      So, yeah, the reviews of the Asterix series is officially over now, already one book past what I was expecting when I started.

      And I still have three or four articles about Asterix I want to finish writing to round things out, with another one or two that I might complete if I ever find the time. (One is very research-heavy.)

      Glad you enjoyed the ride. Thanks for all the comments and information along the away. It’s definitely made it more fun.

      1. I might be misunderstanding this but there is an English language version of 12 Tasks which came out with the movie. I have a copy and there are loads available for bobbins on eBay. Its a storybook similar to ‘How Obelix Fell’ and was great fun. One example below:

        Am I missing something, is there a different edition or version of this?

        1. I almost made exactly the same comment, but I think that “BD version” in the comment above means it was a comic rather than a storybook.

          1. Yeah, I thought there was a more comic book-format version of the story. If this storybook is all there is, then I definitely wouldn’t bother. I see it on, too, and the interior art is — not attractive.

            1. There is an English language BD version, it’s called Asterix Conquers Rome and was only ever published in the Asterix Annual 1980.

  2. I don’t own this one, but I did read it when I found it in a library about 25 years ago.

    It was nicely produced, but didn’t really make much of an impression on me. It’s very much a kids’ book the way the proper Asterix books aren’t.

  3. Sorry late to the party this page has only just popped up – I think I’m having cache issues again.

    Anyway I’m not to sure about this one. Don’t get me wrong it looks stunning. The way Uderzo turns his hand to illustrating this as a tradtional children’s book, almost in the vein of E.H. Shepards work on Winnie-the-pooh (pre-Disneyfication oh the irony!) to my inexpert eyes…. the trouble is the story.

    Augie is (of course) right, it cute and wonderfully told… I’m just not sure there’s really a story here that needs telling and the telling really underlines that.

    There’s some work on Obelix’s character but as its again written in the traditonal children’s book style this feels trite and contrived in light of Goscinny’s other work on the characters.

    Its fun but shallow and feels rather superfluous. Still if its getting a proper review from Augie it deserves a mark… shall we say 3 out of 10. Its beautful to look at, really nicely written even if I’m not sure why.

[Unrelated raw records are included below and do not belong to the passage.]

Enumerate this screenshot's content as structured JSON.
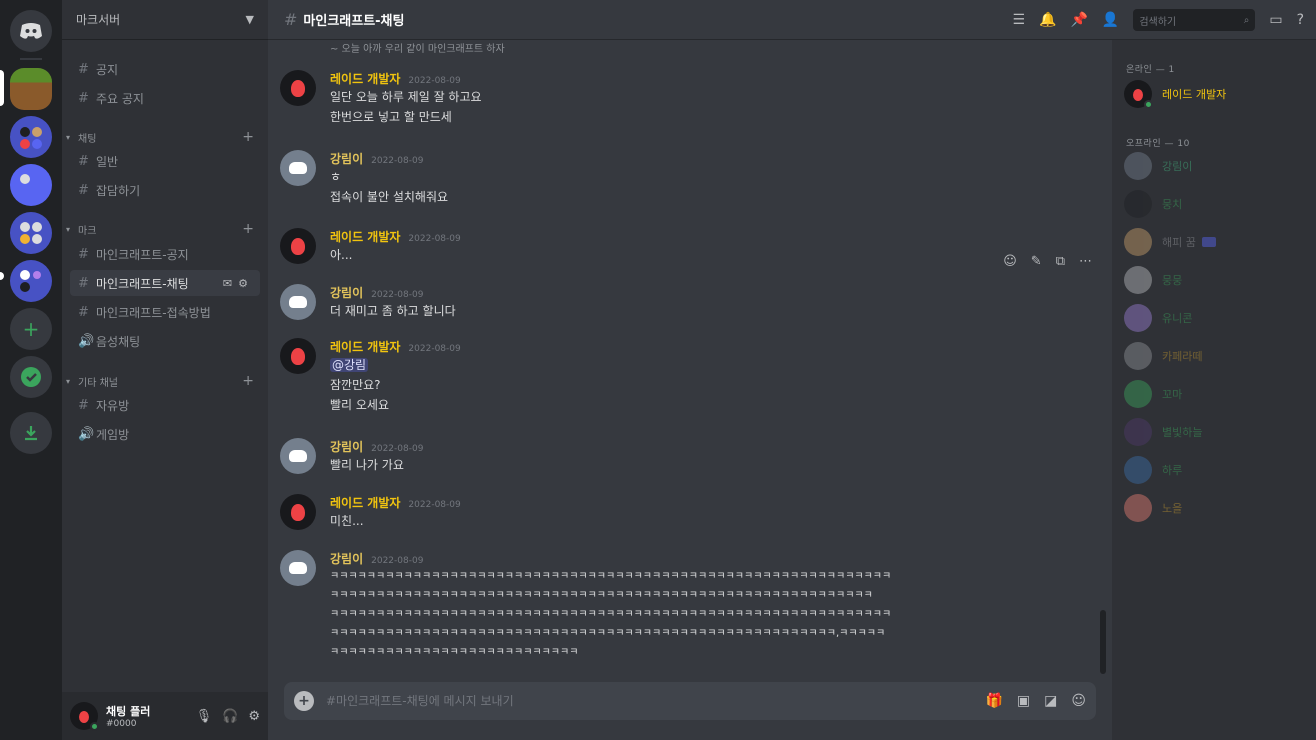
{
  "server_rail": {
    "servers": [
      "discord-home",
      "server-1",
      "server-2",
      "server-3",
      "server-4",
      "server-5",
      "add-server",
      "explore",
      "download"
    ]
  },
  "sidebar": {
    "guild_name": "마크서버",
    "top_channels": [
      "공지",
      "주요 공지"
    ],
    "categories": [
      {
        "name": "채팅",
        "channels": [
          "일반",
          "잡담하기"
        ]
      },
      {
        "name": "마크",
        "channels": [
          "마인크래프트-공지",
          "마인크래프트-채팅",
          "마인크래프트-접속방법",
          "음성채팅"
        ]
      },
      {
        "name": "기타 채널",
        "channels": [
          "자유방",
          "게임방"
        ]
      }
    ],
    "active_channel": "마인크래프트-채팅"
  },
  "user_panel": {
    "name": "채팅 플러",
    "tag": "#0000"
  },
  "chat": {
    "channel_title": "마인크래프트-채팅",
    "search_placeholder": "검색하기",
    "partial_top_text": "~ 오늘 아까 우리 같이 마인크래프트 하자",
    "composer_placeholder": "#마인크래프트-채팅에 메시지 보내기",
    "messages": [
      {
        "author": "레이드 개발자",
        "time": "2022-08-09",
        "lines": [
          "일단 오늘 하루 제일 잘 하고요",
          "한번으로 넣고 할 만드세"
        ]
      },
      {
        "author": "강림이",
        "time": "2022-08-09",
        "lines": [
          "ㅎ",
          "접속이 불안 설치해줘요"
        ]
      },
      {
        "author": "레이드 개발자",
        "time": "2022-08-09",
        "lines": [
          "아..."
        ]
      },
      {
        "author": "강림이",
        "time": "2022-08-09",
        "lines": [
          "더 재미고 좀 하고 할니다"
        ]
      },
      {
        "author": "레이드 개발자",
        "time": "2022-08-09",
        "lines": [
          "@강림",
          "잠깐만요?",
          "빨리 오세요"
        ]
      },
      {
        "author": "강림이",
        "time": "2022-08-09",
        "lines": [
          "빨리 나가 가요"
        ]
      },
      {
        "author": "레이드 개발자",
        "time": "2022-08-09",
        "lines": [
          "미친..."
        ]
      },
      {
        "author": "강림이",
        "time": "2022-08-09",
        "lines": [
          "ㅋㅋㅋㅋㅋㅋㅋㅋㅋㅋㅋㅋㅋㅋㅋㅋㅋㅋㅋㅋㅋㅋㅋㅋㅋㅋㅋㅋㅋㅋㅋㅋㅋㅋㅋㅋㅋㅋㅋㅋㅋㅋㅋㅋㅋㅋㅋㅋㅋㅋㅋㅋㅋㅋㅋㅋㅋㅋㅋㅋㅋ",
          "ㅋㅋㅋㅋㅋㅋㅋㅋㅋㅋㅋㅋㅋㅋㅋㅋㅋㅋㅋㅋㅋㅋㅋㅋㅋㅋㅋㅋㅋㅋㅋㅋㅋㅋㅋㅋㅋㅋㅋㅋㅋㅋㅋㅋㅋㅋㅋㅋㅋㅋㅋㅋㅋㅋㅋㅋㅋㅋㅋ",
          "ㅋㅋㅋㅋㅋㅋㅋㅋㅋㅋㅋㅋㅋㅋㅋㅋㅋㅋㅋㅋㅋㅋㅋㅋㅋㅋㅋㅋㅋㅋㅋㅋㅋㅋㅋㅋㅋㅋㅋㅋㅋㅋㅋㅋㅋㅋㅋㅋㅋㅋㅋㅋㅋㅋㅋㅋㅋㅋㅋㅋㅋ",
          "ㅋㅋㅋㅋㅋㅋㅋㅋㅋㅋㅋㅋㅋㅋㅋㅋㅋㅋㅋㅋㅋㅋㅋㅋㅋㅋㅋㅋㅋㅋㅋㅋㅋㅋㅋㅋㅋㅋㅋㅋㅋㅋㅋㅋㅋㅋㅋㅋㅋㅋㅋㅋㅋㅋㅋ,ㅋㅋㅋㅋㅋ",
          "ㅋㅋㅋㅋㅋㅋㅋㅋㅋㅋㅋㅋㅋㅋㅋㅋㅋㅋㅋㅋㅋㅋㅋㅋㅋㅋㅋ"
        ]
      }
    ]
  },
  "members": {
    "online_header": "온라인 — 1",
    "online": [
      {
        "name": "레이드 개발자",
        "color": "#f1c40f"
      }
    ],
    "offline_header": "오프라인 — 10",
    "offline": [
      {
        "name": "강림이",
        "color": "#43b581"
      },
      {
        "name": "뭉치",
        "color": "#3ba55d"
      },
      {
        "name": "해피 꿈",
        "color": "#96989d"
      },
      {
        "name": "뭉뭉",
        "color": "#3ba55d"
      },
      {
        "name": "유니콘",
        "color": "#3ba55d"
      },
      {
        "name": "카페라떼",
        "color": "#c79a2f"
      },
      {
        "name": "꼬마",
        "color": "#3ba55d"
      },
      {
        "name": "별빛하늘",
        "color": "#3ba55d"
      },
      {
        "name": "하루",
        "color": "#3ba55d"
      },
      {
        "name": "노을",
        "color": "#c79a2f"
      }
    ]
  },
  "colors": {
    "rail": "#202225",
    "sidebar": "#2f3136",
    "chat": "#36393f",
    "accent": "#5865f2",
    "online": "#3ba55d"
  }
}
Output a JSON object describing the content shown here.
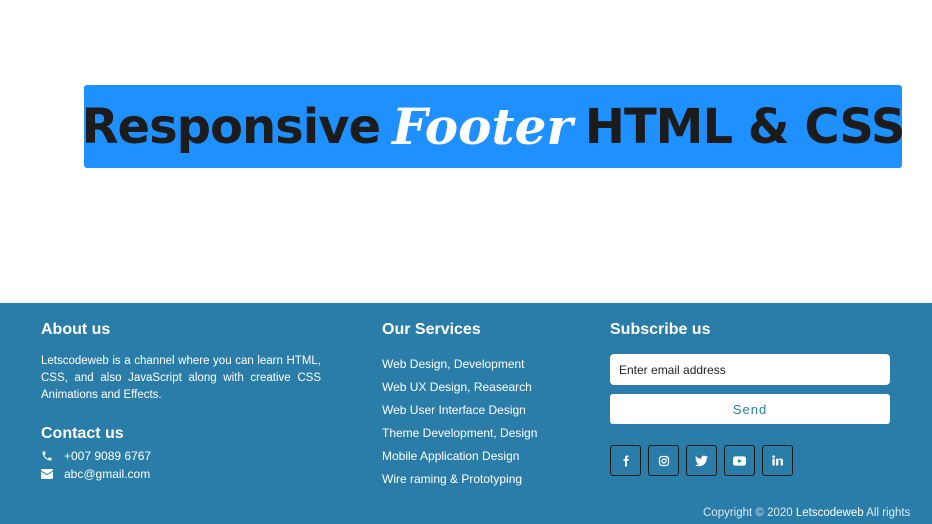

    On another note if this is the end of the trail, all be it for reviews, I’m certainly looking forward to the other articles to see what you some up with, can I just say thank you.

    You starting this has inspired me to re-read these treasured books, reflect and re-evaluate them in a way I haven’t before and for that I’m really grateful. As I am to JC, Dan and the other regular commentators. Augie may have started us, but its having the other insightful, often gloriously differing reflections that have made this even more special. For the last 12 months its been like a little book club and one I’ve looked forward to coming around so thank you all and thank you again Augie.

  4. My review has disappeared… I’ll hangfire in case it pops up as I don’t want to break the comments thread like I did last time…

    1. Your review is there. WordPress is funny about caching. I have to use the WordPress app on my iPad to see updates – and on desktop browsers I have to ctrl+f5 to see them. Otherwise I just get an old version of the page.